INPUT FOR THIS TASK
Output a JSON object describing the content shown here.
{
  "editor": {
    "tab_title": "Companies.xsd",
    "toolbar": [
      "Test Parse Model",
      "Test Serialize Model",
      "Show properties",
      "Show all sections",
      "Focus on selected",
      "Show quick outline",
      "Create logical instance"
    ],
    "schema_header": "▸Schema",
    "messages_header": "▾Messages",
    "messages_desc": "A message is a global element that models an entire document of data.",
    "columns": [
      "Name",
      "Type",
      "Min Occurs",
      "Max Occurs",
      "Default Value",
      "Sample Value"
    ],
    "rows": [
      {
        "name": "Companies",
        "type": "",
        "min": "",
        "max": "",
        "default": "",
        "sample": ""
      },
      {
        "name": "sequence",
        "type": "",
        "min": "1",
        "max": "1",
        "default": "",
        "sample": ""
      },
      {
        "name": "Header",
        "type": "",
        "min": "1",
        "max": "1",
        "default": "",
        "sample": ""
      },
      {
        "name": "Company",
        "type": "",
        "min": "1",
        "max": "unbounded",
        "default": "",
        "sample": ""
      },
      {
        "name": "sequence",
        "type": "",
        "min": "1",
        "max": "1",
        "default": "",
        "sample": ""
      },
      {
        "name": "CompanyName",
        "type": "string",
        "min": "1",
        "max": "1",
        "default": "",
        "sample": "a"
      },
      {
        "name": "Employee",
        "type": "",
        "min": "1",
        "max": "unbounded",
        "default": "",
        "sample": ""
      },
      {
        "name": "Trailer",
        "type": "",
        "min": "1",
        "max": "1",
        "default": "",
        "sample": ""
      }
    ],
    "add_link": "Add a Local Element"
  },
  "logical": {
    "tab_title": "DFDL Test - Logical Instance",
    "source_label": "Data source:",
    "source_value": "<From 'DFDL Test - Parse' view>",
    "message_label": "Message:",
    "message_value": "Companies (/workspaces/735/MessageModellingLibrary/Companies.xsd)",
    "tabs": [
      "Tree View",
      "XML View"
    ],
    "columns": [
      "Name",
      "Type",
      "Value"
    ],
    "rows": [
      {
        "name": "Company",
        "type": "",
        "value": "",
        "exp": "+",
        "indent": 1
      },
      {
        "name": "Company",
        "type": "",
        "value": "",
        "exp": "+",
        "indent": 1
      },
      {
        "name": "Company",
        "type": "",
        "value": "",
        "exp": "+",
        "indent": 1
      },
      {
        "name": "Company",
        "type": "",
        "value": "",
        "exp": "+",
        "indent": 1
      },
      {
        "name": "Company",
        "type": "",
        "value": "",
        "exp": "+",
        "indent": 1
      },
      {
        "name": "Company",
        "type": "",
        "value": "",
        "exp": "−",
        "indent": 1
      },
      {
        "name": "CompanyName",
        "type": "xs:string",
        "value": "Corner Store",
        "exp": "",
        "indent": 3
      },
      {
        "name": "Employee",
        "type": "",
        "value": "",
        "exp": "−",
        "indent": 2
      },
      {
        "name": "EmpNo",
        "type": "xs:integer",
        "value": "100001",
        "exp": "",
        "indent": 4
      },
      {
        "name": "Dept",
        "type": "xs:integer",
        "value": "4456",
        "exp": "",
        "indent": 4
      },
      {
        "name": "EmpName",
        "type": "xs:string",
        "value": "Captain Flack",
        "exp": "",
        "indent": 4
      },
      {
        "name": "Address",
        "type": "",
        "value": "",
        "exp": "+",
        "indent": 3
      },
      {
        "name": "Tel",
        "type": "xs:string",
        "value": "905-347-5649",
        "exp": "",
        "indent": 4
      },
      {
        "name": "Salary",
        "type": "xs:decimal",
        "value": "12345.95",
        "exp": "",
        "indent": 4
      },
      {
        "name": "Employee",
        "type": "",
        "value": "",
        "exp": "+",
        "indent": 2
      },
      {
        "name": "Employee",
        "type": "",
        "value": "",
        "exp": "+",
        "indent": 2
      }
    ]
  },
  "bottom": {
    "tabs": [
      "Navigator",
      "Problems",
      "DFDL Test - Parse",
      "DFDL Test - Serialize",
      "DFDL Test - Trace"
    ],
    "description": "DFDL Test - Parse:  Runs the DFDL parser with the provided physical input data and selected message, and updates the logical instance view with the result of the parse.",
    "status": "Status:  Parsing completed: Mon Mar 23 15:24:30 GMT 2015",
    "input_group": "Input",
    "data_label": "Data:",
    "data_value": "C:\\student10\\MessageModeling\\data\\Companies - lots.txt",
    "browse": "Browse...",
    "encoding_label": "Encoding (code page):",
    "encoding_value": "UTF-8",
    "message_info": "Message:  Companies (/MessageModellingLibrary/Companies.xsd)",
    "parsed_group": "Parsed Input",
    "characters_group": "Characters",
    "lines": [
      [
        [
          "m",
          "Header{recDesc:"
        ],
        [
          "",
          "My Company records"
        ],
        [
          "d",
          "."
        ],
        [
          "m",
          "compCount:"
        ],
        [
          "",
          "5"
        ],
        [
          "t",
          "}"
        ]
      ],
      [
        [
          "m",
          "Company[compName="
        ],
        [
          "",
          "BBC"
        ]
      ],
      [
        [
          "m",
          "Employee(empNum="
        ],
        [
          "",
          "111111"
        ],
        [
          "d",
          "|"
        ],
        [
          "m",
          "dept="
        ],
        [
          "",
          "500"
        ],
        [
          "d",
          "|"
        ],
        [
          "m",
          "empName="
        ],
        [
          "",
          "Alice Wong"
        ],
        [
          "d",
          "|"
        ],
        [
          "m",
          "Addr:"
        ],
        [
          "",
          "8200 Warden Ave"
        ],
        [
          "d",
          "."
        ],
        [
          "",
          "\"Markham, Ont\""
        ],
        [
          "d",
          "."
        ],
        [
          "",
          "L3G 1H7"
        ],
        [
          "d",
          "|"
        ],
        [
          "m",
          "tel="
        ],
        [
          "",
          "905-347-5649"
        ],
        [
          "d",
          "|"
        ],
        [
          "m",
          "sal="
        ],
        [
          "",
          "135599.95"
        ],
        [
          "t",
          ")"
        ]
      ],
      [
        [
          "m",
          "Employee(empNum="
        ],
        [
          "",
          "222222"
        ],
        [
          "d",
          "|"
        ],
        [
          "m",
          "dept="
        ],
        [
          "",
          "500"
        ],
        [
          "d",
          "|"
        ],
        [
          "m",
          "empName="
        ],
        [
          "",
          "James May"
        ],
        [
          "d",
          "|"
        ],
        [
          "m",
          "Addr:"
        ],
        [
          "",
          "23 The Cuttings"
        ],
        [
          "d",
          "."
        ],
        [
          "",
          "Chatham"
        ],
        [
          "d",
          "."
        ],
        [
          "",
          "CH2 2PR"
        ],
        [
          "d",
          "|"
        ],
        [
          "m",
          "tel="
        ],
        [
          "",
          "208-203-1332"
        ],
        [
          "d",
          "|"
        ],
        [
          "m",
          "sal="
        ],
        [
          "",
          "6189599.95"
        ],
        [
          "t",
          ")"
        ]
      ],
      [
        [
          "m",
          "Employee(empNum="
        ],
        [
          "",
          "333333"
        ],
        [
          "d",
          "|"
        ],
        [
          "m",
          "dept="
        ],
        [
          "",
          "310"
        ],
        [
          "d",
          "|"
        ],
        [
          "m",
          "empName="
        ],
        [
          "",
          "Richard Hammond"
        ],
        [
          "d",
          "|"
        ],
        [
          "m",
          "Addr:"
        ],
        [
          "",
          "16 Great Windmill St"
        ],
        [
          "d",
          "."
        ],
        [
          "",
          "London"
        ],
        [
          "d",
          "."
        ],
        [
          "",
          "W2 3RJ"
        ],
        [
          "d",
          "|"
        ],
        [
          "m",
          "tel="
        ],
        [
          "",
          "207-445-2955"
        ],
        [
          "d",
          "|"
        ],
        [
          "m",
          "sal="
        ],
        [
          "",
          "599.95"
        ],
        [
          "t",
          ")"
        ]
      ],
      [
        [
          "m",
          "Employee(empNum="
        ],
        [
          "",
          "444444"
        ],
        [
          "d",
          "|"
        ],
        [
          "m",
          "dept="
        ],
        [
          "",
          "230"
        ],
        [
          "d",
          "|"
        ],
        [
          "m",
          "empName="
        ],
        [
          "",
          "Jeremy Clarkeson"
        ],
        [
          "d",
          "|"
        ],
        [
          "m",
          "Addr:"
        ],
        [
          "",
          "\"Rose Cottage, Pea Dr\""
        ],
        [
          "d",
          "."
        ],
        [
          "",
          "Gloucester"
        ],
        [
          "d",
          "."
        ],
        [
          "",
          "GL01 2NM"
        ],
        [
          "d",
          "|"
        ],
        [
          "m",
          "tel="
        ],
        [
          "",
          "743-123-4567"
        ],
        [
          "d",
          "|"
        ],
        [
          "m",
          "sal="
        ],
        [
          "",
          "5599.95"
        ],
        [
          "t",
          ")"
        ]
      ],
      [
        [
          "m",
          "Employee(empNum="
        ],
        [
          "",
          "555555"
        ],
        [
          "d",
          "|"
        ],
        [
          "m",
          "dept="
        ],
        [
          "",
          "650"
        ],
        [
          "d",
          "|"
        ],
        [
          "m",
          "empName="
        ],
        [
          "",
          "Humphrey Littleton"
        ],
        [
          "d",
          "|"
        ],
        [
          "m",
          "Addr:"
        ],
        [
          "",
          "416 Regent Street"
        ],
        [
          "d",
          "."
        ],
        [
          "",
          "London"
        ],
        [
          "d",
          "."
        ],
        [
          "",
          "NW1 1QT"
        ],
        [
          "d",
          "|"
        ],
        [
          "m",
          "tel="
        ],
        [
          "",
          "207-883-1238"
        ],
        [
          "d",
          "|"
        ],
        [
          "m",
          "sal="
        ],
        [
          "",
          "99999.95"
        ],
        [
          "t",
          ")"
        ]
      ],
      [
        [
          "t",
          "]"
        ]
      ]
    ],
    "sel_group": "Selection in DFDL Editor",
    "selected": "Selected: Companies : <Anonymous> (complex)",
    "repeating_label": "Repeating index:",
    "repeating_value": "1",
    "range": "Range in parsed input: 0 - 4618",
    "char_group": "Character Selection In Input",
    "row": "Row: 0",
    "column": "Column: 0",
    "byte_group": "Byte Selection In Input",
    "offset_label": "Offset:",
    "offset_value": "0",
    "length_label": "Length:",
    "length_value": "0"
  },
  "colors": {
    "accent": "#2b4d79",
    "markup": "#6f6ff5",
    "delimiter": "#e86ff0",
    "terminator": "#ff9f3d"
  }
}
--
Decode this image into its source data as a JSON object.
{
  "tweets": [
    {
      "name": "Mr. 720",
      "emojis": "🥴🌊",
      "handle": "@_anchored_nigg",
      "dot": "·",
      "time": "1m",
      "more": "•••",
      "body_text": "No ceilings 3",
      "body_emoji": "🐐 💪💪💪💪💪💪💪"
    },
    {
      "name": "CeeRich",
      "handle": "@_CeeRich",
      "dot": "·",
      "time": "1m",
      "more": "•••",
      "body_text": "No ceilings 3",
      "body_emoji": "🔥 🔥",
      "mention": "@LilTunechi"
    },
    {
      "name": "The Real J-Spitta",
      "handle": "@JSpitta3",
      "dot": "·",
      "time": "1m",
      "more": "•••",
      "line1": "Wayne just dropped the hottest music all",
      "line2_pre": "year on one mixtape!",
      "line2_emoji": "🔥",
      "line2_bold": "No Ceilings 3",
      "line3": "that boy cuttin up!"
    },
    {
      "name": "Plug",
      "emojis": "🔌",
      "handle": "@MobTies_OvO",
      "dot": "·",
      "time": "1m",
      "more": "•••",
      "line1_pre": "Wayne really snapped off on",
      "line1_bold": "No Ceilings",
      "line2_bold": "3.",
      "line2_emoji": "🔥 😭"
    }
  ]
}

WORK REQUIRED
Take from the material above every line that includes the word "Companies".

RESULT OF THE TASK
    "tab_title": "Companies.xsd",
        "name": "Companies",
    "message_value": "Companies (/workspaces/735/MessageModellingLibrary/Companies.xsd)",
    "data_value": "C:\\student10\\MessageModeling\\data\\Companies - lots.txt",
    "message_info": "Message:  Companies (/MessageModellingLibrary/Companies.xsd)",
    "selected": "Selected: Companies : <Anonymous> (complex)",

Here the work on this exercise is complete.